▸ **TASK TO COMPLETE**
Images are not part of the copy; write out the rest of the data exactly as given.

Dataset items
---

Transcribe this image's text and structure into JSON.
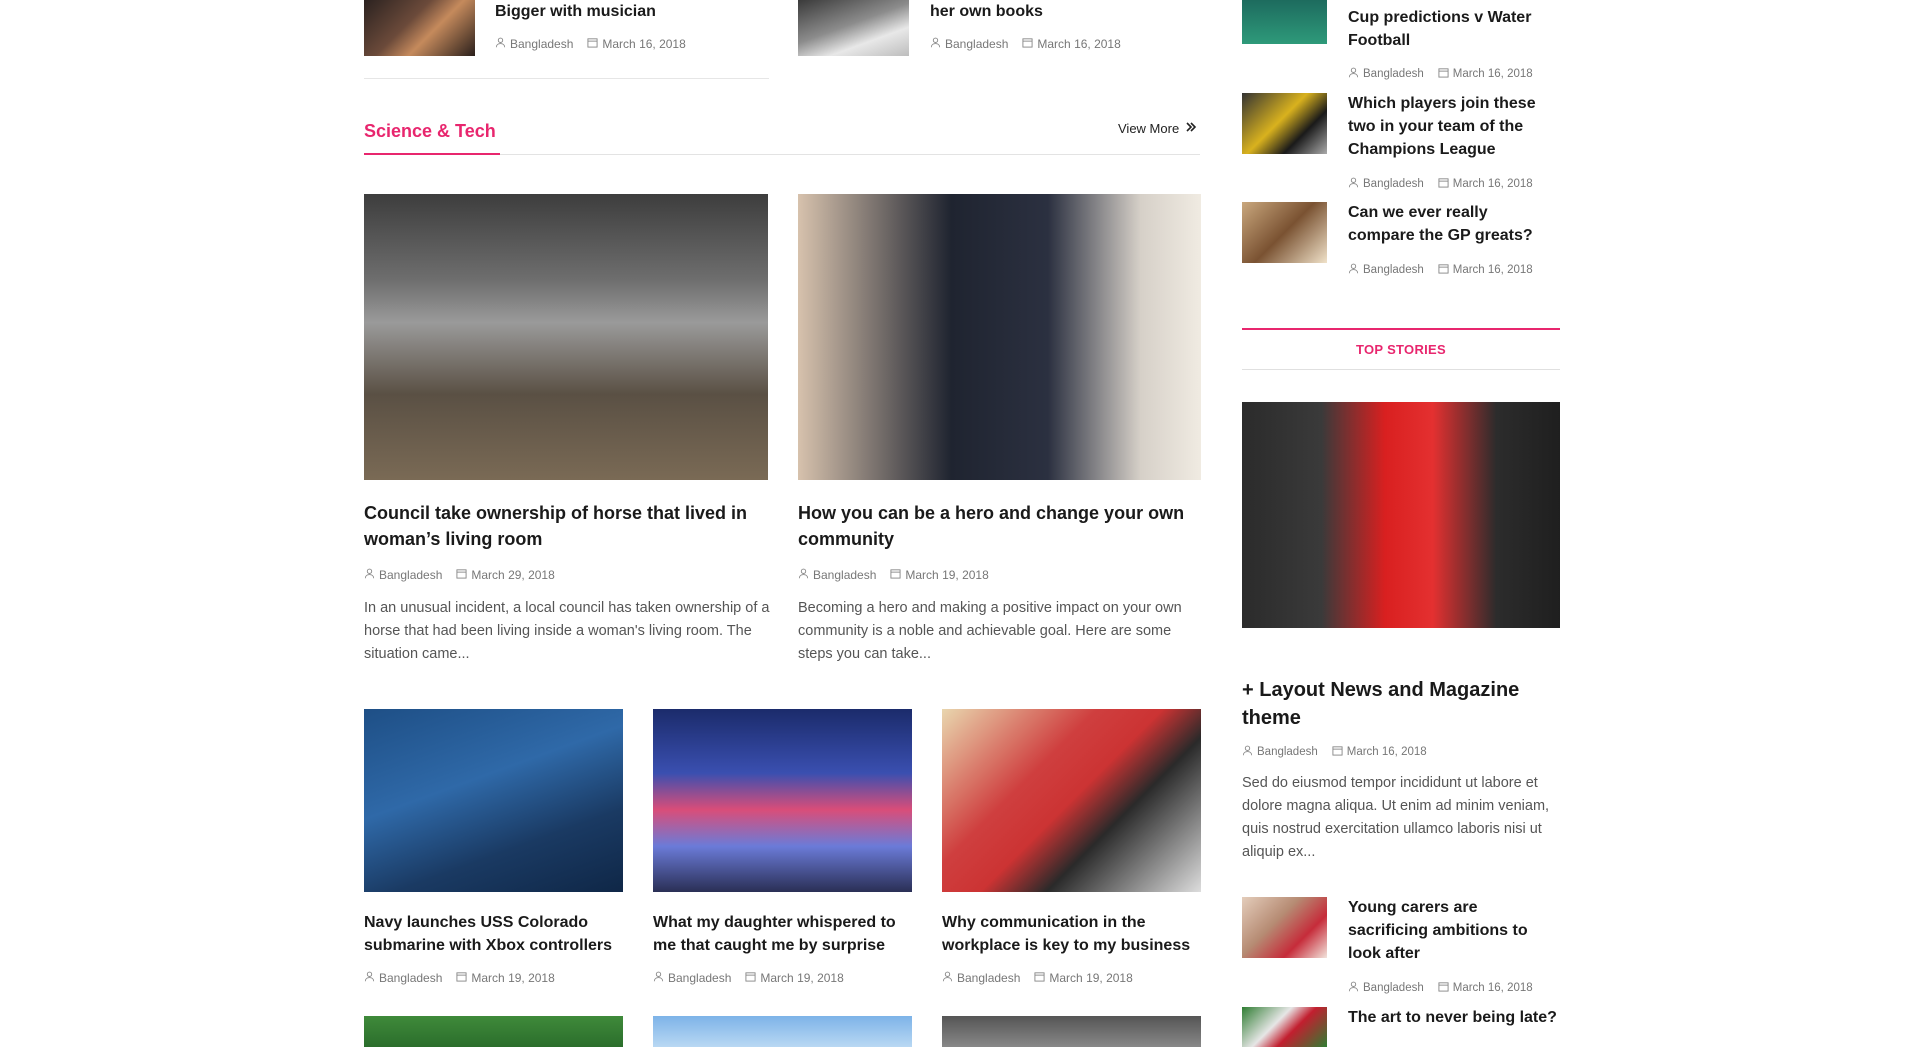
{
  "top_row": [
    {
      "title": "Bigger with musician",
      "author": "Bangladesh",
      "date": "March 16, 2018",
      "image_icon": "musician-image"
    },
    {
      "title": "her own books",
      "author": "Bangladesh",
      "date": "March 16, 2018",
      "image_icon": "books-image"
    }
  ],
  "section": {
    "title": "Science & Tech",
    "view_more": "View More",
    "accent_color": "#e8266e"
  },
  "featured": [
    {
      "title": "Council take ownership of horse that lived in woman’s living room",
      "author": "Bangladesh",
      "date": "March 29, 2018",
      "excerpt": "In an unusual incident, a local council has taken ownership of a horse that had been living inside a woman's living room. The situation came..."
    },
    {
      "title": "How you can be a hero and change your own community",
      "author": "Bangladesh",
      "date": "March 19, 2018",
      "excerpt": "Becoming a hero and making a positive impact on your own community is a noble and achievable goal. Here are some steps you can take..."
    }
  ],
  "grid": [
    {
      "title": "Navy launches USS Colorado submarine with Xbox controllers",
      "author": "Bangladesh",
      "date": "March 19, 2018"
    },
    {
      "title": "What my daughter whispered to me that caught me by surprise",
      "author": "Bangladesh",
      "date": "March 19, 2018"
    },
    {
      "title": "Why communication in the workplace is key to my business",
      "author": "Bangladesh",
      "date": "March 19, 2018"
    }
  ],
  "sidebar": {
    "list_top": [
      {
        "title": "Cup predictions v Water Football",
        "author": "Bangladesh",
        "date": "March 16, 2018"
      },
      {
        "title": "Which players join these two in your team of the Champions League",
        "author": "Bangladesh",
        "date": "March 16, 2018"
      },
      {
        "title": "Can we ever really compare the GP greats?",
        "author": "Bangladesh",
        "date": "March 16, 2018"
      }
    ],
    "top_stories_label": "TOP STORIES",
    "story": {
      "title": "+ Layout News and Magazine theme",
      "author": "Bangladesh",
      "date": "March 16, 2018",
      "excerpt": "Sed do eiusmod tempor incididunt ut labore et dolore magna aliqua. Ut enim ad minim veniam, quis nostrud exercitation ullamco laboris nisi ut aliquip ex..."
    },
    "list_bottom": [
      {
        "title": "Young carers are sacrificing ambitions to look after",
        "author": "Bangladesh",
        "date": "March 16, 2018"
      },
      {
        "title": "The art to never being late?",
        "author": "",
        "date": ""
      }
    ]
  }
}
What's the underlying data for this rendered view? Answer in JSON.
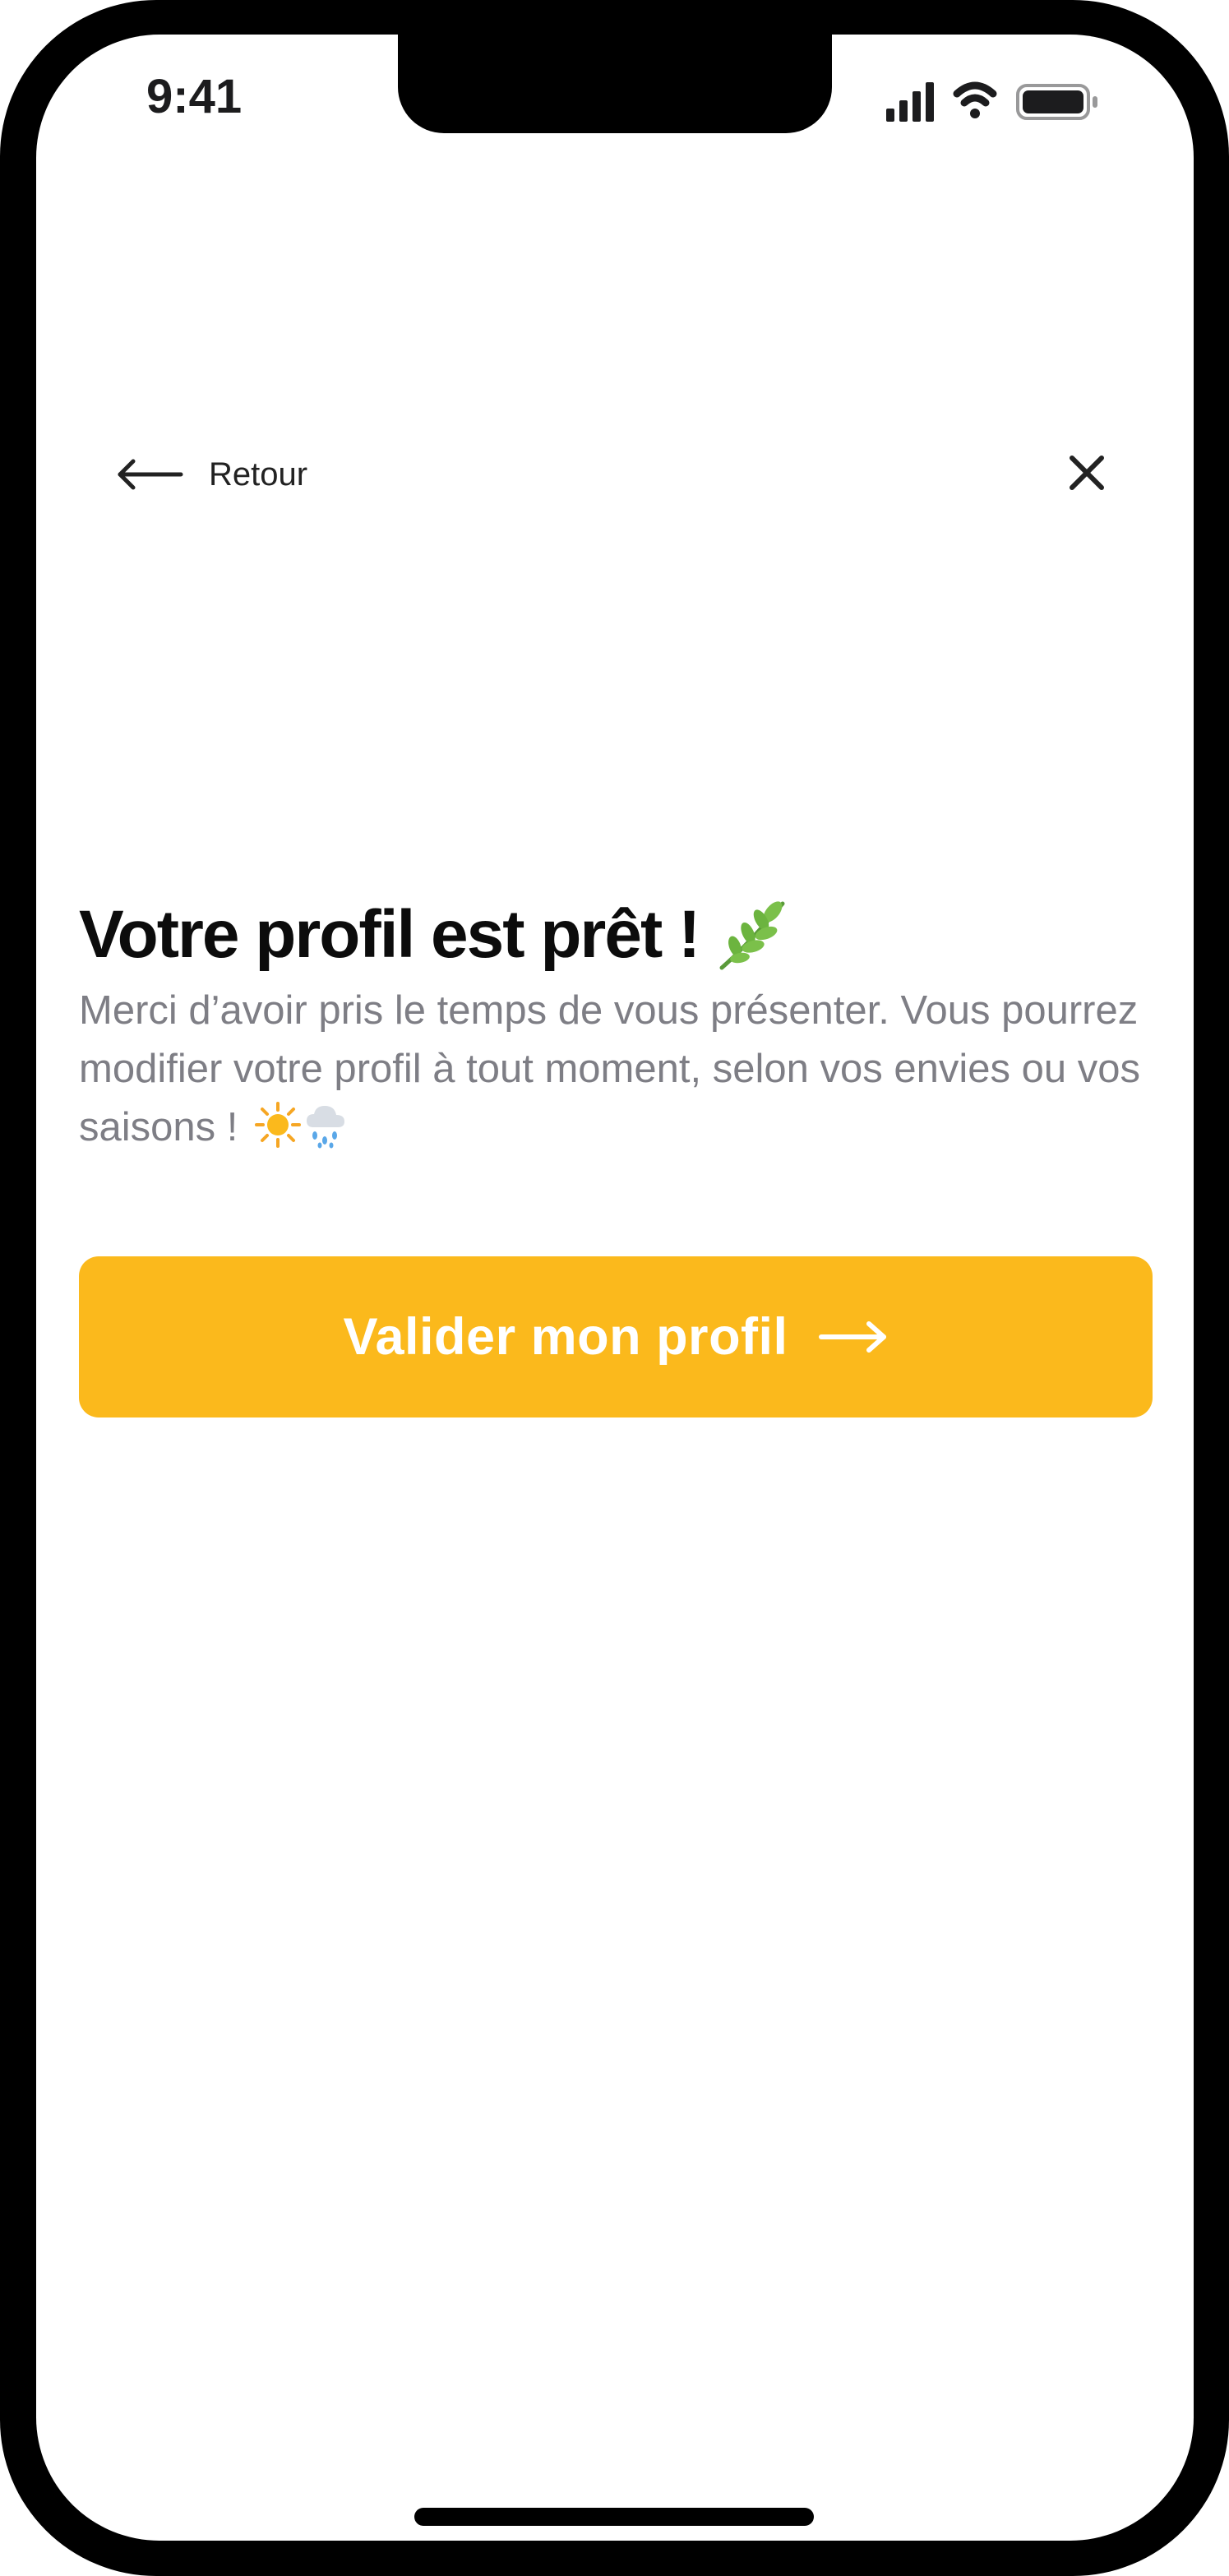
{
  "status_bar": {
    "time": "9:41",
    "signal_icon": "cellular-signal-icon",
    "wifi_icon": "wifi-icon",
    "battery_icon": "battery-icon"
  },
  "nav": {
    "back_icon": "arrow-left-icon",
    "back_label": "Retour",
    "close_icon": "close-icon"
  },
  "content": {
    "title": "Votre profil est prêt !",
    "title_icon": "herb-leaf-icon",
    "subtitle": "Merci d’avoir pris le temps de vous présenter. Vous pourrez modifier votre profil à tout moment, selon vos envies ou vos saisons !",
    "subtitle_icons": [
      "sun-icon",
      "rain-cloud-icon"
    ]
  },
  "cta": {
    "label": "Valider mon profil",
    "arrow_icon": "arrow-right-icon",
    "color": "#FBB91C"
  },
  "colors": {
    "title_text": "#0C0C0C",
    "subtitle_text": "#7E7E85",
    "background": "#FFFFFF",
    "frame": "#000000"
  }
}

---

▸ **ANSWER SPACE**
Transcribe this image's text and structure into JSON.
{
  "top_row": [
    {
      "title": "Bigger with musician",
      "author": "Bangladesh",
      "date": "March 16, 2018",
      "image_icon": "musician-image"
    },
    {
      "title": "her own books",
      "author": "Bangladesh",
      "date": "March 16, 2018",
      "image_icon": "books-image"
    }
  ],
  "section": {
    "title": "Science & Tech",
    "view_more": "View More",
    "accent_color": "#e8266e"
  },
  "featured": [
    {
      "title": "Council take ownership of horse that lived in woman’s living room",
      "author": "Bangladesh",
      "date": "March 29, 2018",
      "excerpt": "In an unusual incident, a local council has taken ownership of a horse that had been living inside a woman's living room. The situation came..."
    },
    {
      "title": "How you can be a hero and change your own community",
      "author": "Bangladesh",
      "date": "March 19, 2018",
      "excerpt": "Becoming a hero and making a positive impact on your own community is a noble and achievable goal. Here are some steps you can take..."
    }
  ],
  "grid": [
    {
      "title": "Navy launches USS Colorado submarine with Xbox controllers",
      "author": "Bangladesh",
      "date": "March 19, 2018"
    },
    {
      "title": "What my daughter whispered to me that caught me by surprise",
      "author": "Bangladesh",
      "date": "March 19, 2018"
    },
    {
      "title": "Why communication in the workplace is key to my business",
      "author": "Bangladesh",
      "date": "March 19, 2018"
    }
  ],
  "sidebar": {
    "list_top": [
      {
        "title": "Cup predictions v Water Football",
        "author": "Bangladesh",
        "date": "March 16, 2018"
      },
      {
        "title": "Which players join these two in your team of the Champions League",
        "author": "Bangladesh",
        "date": "March 16, 2018"
      },
      {
        "title": "Can we ever really compare the GP greats?",
        "author": "Bangladesh",
        "date": "March 16, 2018"
      }
    ],
    "top_stories_label": "TOP STORIES",
    "story": {
      "title": "+ Layout News and Magazine theme",
      "author": "Bangladesh",
      "date": "March 16, 2018",
      "excerpt": "Sed do eiusmod tempor incididunt ut labore et dolore magna aliqua. Ut enim ad minim veniam, quis nostrud exercitation ullamco laboris nisi ut aliquip ex..."
    },
    "list_bottom": [
      {
        "title": "Young carers are sacrificing ambitions to look after",
        "author": "Bangladesh",
        "date": "March 16, 2018"
      },
      {
        "title": "The art to never being late?",
        "author": "",
        "date": ""
      }
    ]
  }
}
What's the underlying data for this rendered view? Answer in JSON.
{
  "status_bar": {
    "time": "9:41",
    "signal_icon": "cellular-signal-icon",
    "wifi_icon": "wifi-icon",
    "battery_icon": "battery-icon"
  },
  "nav": {
    "back_icon": "arrow-left-icon",
    "back_label": "Retour",
    "close_icon": "close-icon"
  },
  "content": {
    "title": "Votre profil est prêt !",
    "title_icon": "herb-leaf-icon",
    "subtitle": "Merci d’avoir pris le temps de vous présenter. Vous pourrez modifier votre profil à tout moment, selon vos envies ou vos saisons !",
    "subtitle_icons": [
      "sun-icon",
      "rain-cloud-icon"
    ]
  },
  "cta": {
    "label": "Valider mon profil",
    "arrow_icon": "arrow-right-icon",
    "color": "#FBB91C"
  },
  "colors": {
    "title_text": "#0C0C0C",
    "subtitle_text": "#7E7E85",
    "background": "#FFFFFF",
    "frame": "#000000"
  }
}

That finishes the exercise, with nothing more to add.